--- Material shown Enclosed Below ---

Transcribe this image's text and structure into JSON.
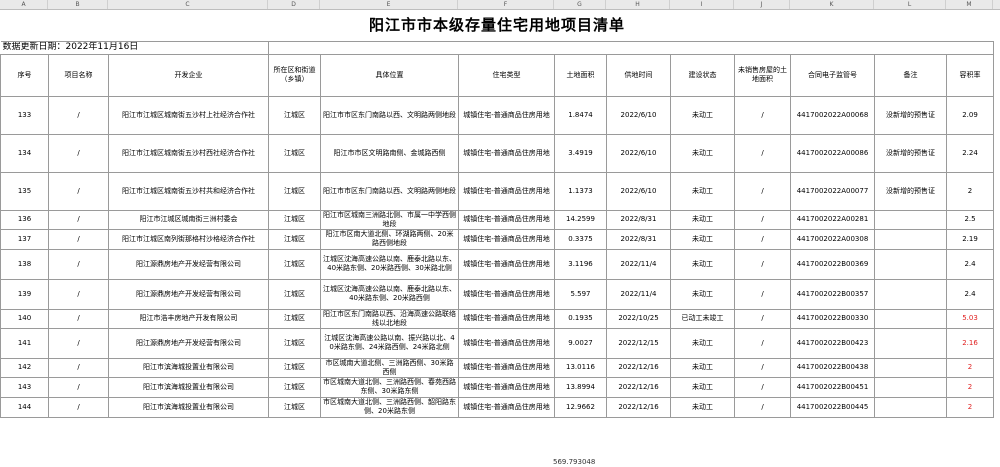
{
  "sheet": {
    "title": "阳江市市本级存量住宅用地项目清单",
    "update_label": "数据更新日期：2022年11月16日",
    "column_letters": [
      "A",
      "B",
      "C",
      "D",
      "E",
      "F",
      "G",
      "H",
      "I",
      "J",
      "K",
      "L",
      "M"
    ],
    "headers": [
      "序号",
      "项目名称",
      "开发企业",
      "所在区和街道（乡镇）",
      "具体位置",
      "住宅类型",
      "土地面积",
      "供地时间",
      "建设状态",
      "未销售房屋的土地面积",
      "合同电子监管号",
      "备注",
      "容积率"
    ],
    "rows": [
      {
        "no": "133",
        "name": "/",
        "dev": "阳江市江城区城南街五沙村上社经济合作社",
        "district": "江城区",
        "loc": "阳江市市区东门南路以西、文明路两侧地段",
        "type": "城镇住宅-普通商品住房用地",
        "area": "1.8474",
        "date": "2022/6/10",
        "status": "未动工",
        "unsold": "/",
        "contract": "4417002022A00068",
        "note": "没新增的预售证",
        "far": "2.09",
        "far_red": false
      },
      {
        "no": "134",
        "name": "/",
        "dev": "阳江市江城区城南街五沙村西社经济合作社",
        "district": "江城区",
        "loc": "阳江市市区文明路南侧、金城路西侧",
        "type": "城镇住宅-普通商品住房用地",
        "area": "3.4919",
        "date": "2022/6/10",
        "status": "未动工",
        "unsold": "/",
        "contract": "4417002022A00086",
        "note": "没新增的预售证",
        "far": "2.24",
        "far_red": false
      },
      {
        "no": "135",
        "name": "/",
        "dev": "阳江市江城区城南街五沙村共和经济合作社",
        "district": "江城区",
        "loc": "阳江市市区东门南路以西、文明路两侧地段",
        "type": "城镇住宅-普通商品住房用地",
        "area": "1.1373",
        "date": "2022/6/10",
        "status": "未动工",
        "unsold": "/",
        "contract": "4417002022A00077",
        "note": "没新增的预售证",
        "far": "2",
        "far_red": false
      },
      {
        "no": "136",
        "name": "/",
        "dev": "阳江市江城区城南街三洲村委会",
        "district": "江城区",
        "loc": "阳江市区城南三洲路北侧、市属一中学西侧地段",
        "type": "城镇住宅-普通商品住房用地",
        "area": "14.2599",
        "date": "2022/8/31",
        "status": "未动工",
        "unsold": "/",
        "contract": "4417002022A00281",
        "note": "",
        "far": "2.5",
        "far_red": false
      },
      {
        "no": "137",
        "name": "/",
        "dev": "阳江市江城区南列街那格村沙格经济合作社",
        "district": "江城区",
        "loc": "阳江市区南大道北侧、环湖路两侧、20米路西侧地段",
        "type": "城镇住宅-普通商品住房用地",
        "area": "0.3375",
        "date": "2022/8/31",
        "status": "未动工",
        "unsold": "/",
        "contract": "4417002022A00308",
        "note": "",
        "far": "2.19",
        "far_red": false
      },
      {
        "no": "138",
        "name": "/",
        "dev": "阳江源鼎房地产开发经营有限公司",
        "district": "江城区",
        "loc": "江城区沈海高速公路以南、鹿泰北路以东、40米路东侧、20米路西侧、30米路北侧",
        "type": "城镇住宅-普通商品住房用地",
        "area": "3.1196",
        "date": "2022/11/4",
        "status": "未动工",
        "unsold": "/",
        "contract": "4417002022B00369",
        "note": "",
        "far": "2.4",
        "far_red": false
      },
      {
        "no": "139",
        "name": "/",
        "dev": "阳江源鼎房地产开发经营有限公司",
        "district": "江城区",
        "loc": "江城区沈海高速公路以南、鹿泰北路以东、40米路东侧、20米路西侧",
        "type": "城镇住宅-普通商品住房用地",
        "area": "5.597",
        "date": "2022/11/4",
        "status": "未动工",
        "unsold": "/",
        "contract": "4417002022B00357",
        "note": "",
        "far": "2.4",
        "far_red": false
      },
      {
        "no": "140",
        "name": "/",
        "dev": "阳江市浩丰房地产开发有限公司",
        "district": "江城区",
        "loc": "阳江市区东门南路以西、沿海高速公路联络线以北地段",
        "type": "城镇住宅-普通商品住房用地",
        "area": "0.1935",
        "date": "2022/10/25",
        "status": "已动工未竣工",
        "unsold": "/",
        "contract": "4417002022B00330",
        "note": "",
        "far": "5.03",
        "far_red": true
      },
      {
        "no": "141",
        "name": "/",
        "dev": "阳江源鼎房地产开发经营有限公司",
        "district": "江城区",
        "loc": "江城区沈海高速公路以南、振兴路以北、40米路东侧、24米路西侧、24米路北侧",
        "type": "城镇住宅-普通商品住房用地",
        "area": "9.0027",
        "date": "2022/12/15",
        "status": "未动工",
        "unsold": "/",
        "contract": "4417002022B00423",
        "note": "",
        "far": "2.16",
        "far_red": true
      },
      {
        "no": "142",
        "name": "/",
        "dev": "阳江市滨海城投置业有限公司",
        "district": "江城区",
        "loc": "市区城南大道北侧、三洲路西侧、30米路西侧",
        "type": "城镇住宅-普通商品住房用地",
        "area": "13.0116",
        "date": "2022/12/16",
        "status": "未动工",
        "unsold": "/",
        "contract": "4417002022B00438",
        "note": "",
        "far": "2",
        "far_red": true
      },
      {
        "no": "143",
        "name": "/",
        "dev": "阳江市滨海城投置业有限公司",
        "district": "江城区",
        "loc": "市区城南大道北侧、三洲路西侧、春苑西路东侧、30米路东侧",
        "type": "城镇住宅-普通商品住房用地",
        "area": "13.8994",
        "date": "2022/12/16",
        "status": "未动工",
        "unsold": "/",
        "contract": "4417002022B00451",
        "note": "",
        "far": "2",
        "far_red": true
      },
      {
        "no": "144",
        "name": "/",
        "dev": "阳江市滨海城投置业有限公司",
        "district": "江城区",
        "loc": "市区城南大道北侧、三洲路西侧、韶阳路东侧、20米路东侧",
        "type": "城镇住宅-普通商品住房用地",
        "area": "12.9662",
        "date": "2022/12/16",
        "status": "未动工",
        "unsold": "/",
        "contract": "4417002022B00445",
        "note": "",
        "far": "2",
        "far_red": true
      }
    ],
    "footer_total": "569.793048"
  }
}
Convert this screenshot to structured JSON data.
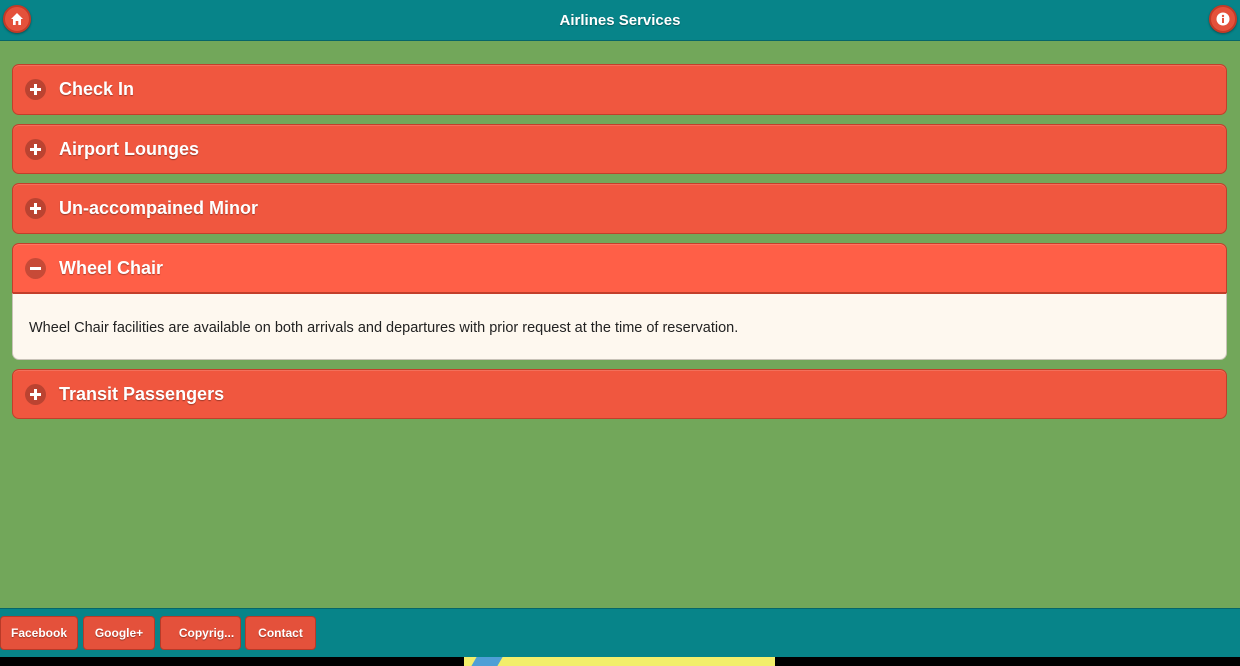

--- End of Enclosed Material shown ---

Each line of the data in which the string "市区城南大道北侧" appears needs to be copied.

> _Answer below_
        "loc": "市区城南大道北侧、三洲路西侧、30米路西侧",
        "loc": "市区城南大道北侧、三洲路西侧、春苑西路东侧、30米路东侧",
        "loc": "市区城南大道北侧、三洲路西侧、韶阳路东侧、20米路东侧",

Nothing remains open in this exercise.